- London: Clay, Knot, Laurel, Leslie & Whitley Counties
- Morehead: Bath, Elliott, Menife, Montgomery, Morgan & Rowan Counties
- Prestonsburg: Floyd, Johnson, Magoffin & Martin Counties
- Pikeville: Pike County
Northern Regional Manager: Rodney Barnes can be reached by
email or by phone at 502-564-7204
- Boone: Boone, Carroll, Gallatin, Grant & Owen Counties
- Boyd: Boyd, Carter, Greenup, Lawrence & Lewis Counties
- Covington: Kenton County
- Frankfort: Anderson, Franklin, Scott & Woodford Counties
- LaGrange: Henry, Oldham, Shelby & Trimble
- Lexington North & South: Fayette County
- Maysville: Bracken, Fleming & Mason Counties
- Newport: Campbell County
Western Regional Manager: Eric Sovall can be reached by
email or by phone at 270-824-7001
- Henderson: Crittenden, Henderson, Union & Webster Counties
- Hopkinsville: Caldwell, Christian, Logan, Lyon, Todd & Trigg Counties
- Madisonville: Hopkins, McLean & Muhlenberg Counties
- Murray: Calloway, Graves & Marshall Counties
- Paducah: Ballard, Carlisle, Fulton, Hickman, Livingston & McCracken Counties
If the Regional Manager does not adequately address yoru concerns or questions, please contact Cindy Lyons at the Office of the Trial Division Director by
email or phone: 502-564-5224. POST TRIAL DIVISIONIf your attorney is helping you with an appeal or a
post-conviction, you should first speak with the Manager of the office
where your attorney works. This person may be able to address your
issues or concerns.
If the Manager has not adequately

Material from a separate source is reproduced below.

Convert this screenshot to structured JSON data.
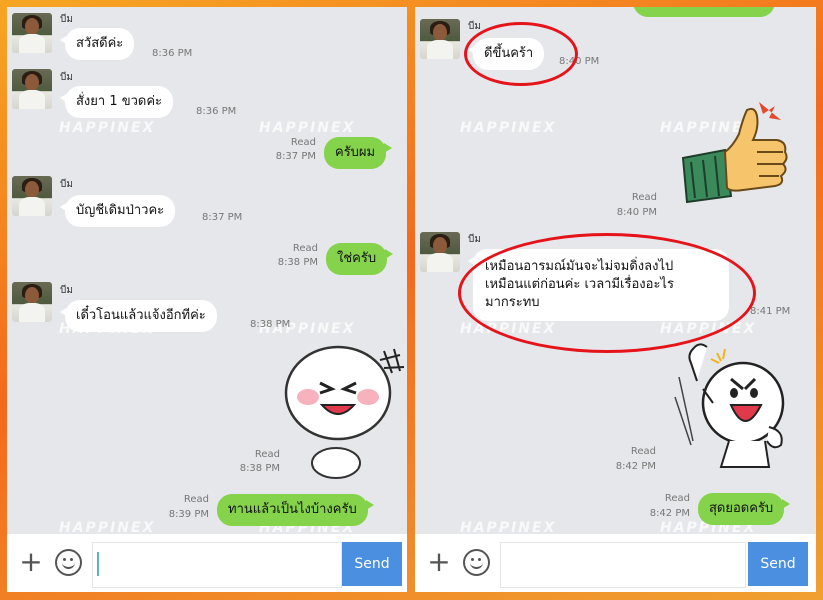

addressed your concerns, please contact the Branch Manager. If the
Branch Manager cannot answer your question, email the Division Director.